« Reply #23 on: 23 October 2022, 20:43:38 »
Strange how language drift seems to rarely happen to most authors' native tongue... ;)
.

But then, reading a language, even your own, after many centuries of evolution, would prove quite the straining experience when one merely want's to read "pulp military sci-fi" to escape for a while.

Real world example. I bought Marguerite de Navarre's "Heptaméron" about a year back. My interest had be piqued at the highest point after reading a few of the short stories contained whithin while I followed a course in french litteracy in the 16th century. I tried to read it, I really did, but about 10 years after my last read in such an archaic version of my native (and near exclusively used) tongue, I was unable to pursue. T'was like if I tried to read a spanish novel. Someday maybe I'll have the time to try again. My ego demands it.

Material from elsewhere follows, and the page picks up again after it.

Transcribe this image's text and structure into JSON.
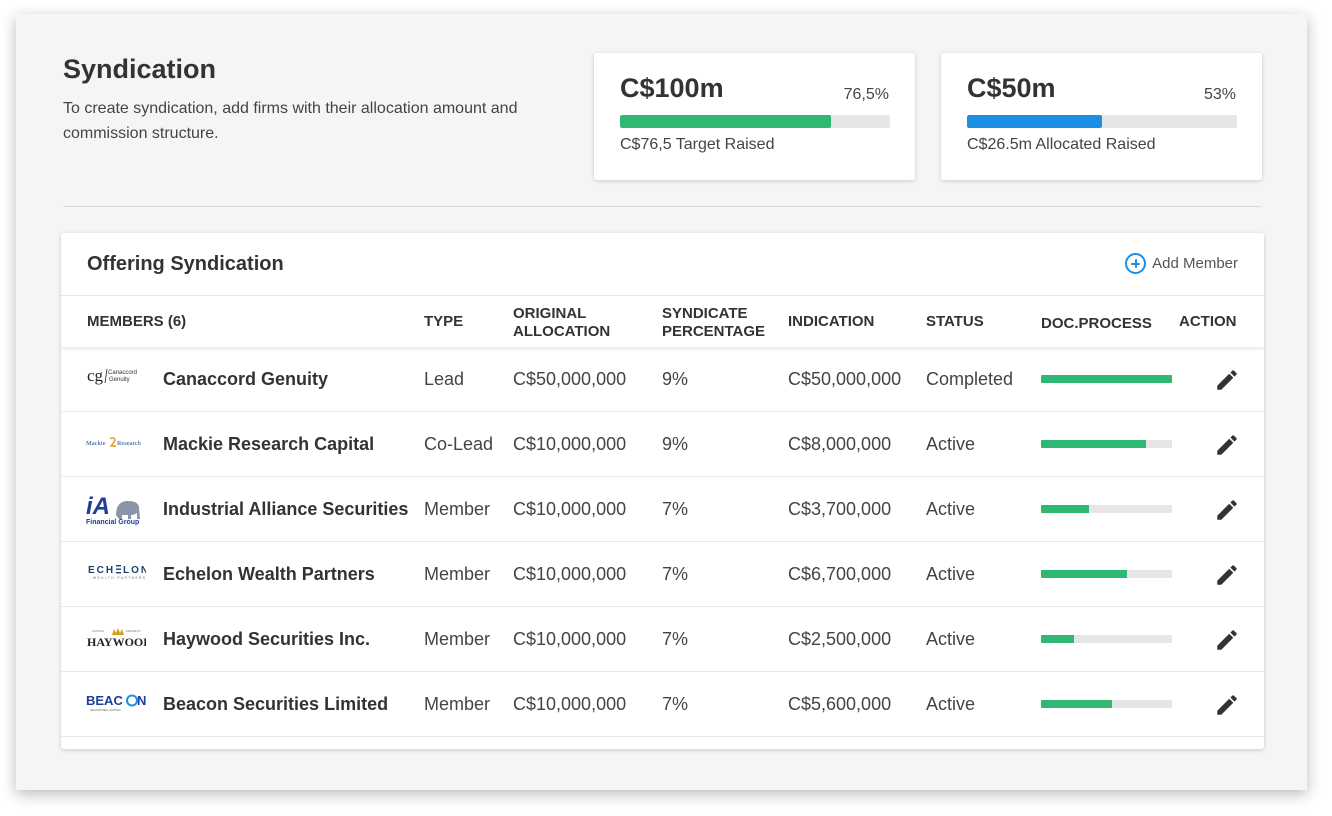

Another example, easier to relate to and having more punch due to being on the english language and less time between writing and reading. I love Herman Melville. Read a translation of Mody Dick countless times and a while back I figured I'd try myself at reading "White Jacket" in the original version. I did manage it, but it was grueling even though a mere 150 aboutish years separated my reading from the writing.

Rare are those whom would have the willpower to try reading (a hypothetical) 31st century english.

Another comment while I'm at it. One must consider that through contact with other languages, words will thend to be use in the wring way, the semantics become twisted so as that a word loses its original meaning in the public mind. For example, english and french both use the word "administration" but the meaning is completely different in both languages. But constant exposure to the english language has made it so that the vast majority of french speaking people will use "administration" for its english meaning. On the top of my head I don't have a gallicism to point out to drive my point home but you get the idea.

So, even if syntax, grammar and all stay the same from the 21st to the 31st century, chances are words won't have the same meaning anymore.
« Last Edit: 23 October 2022, 20:54:46 by butchbird »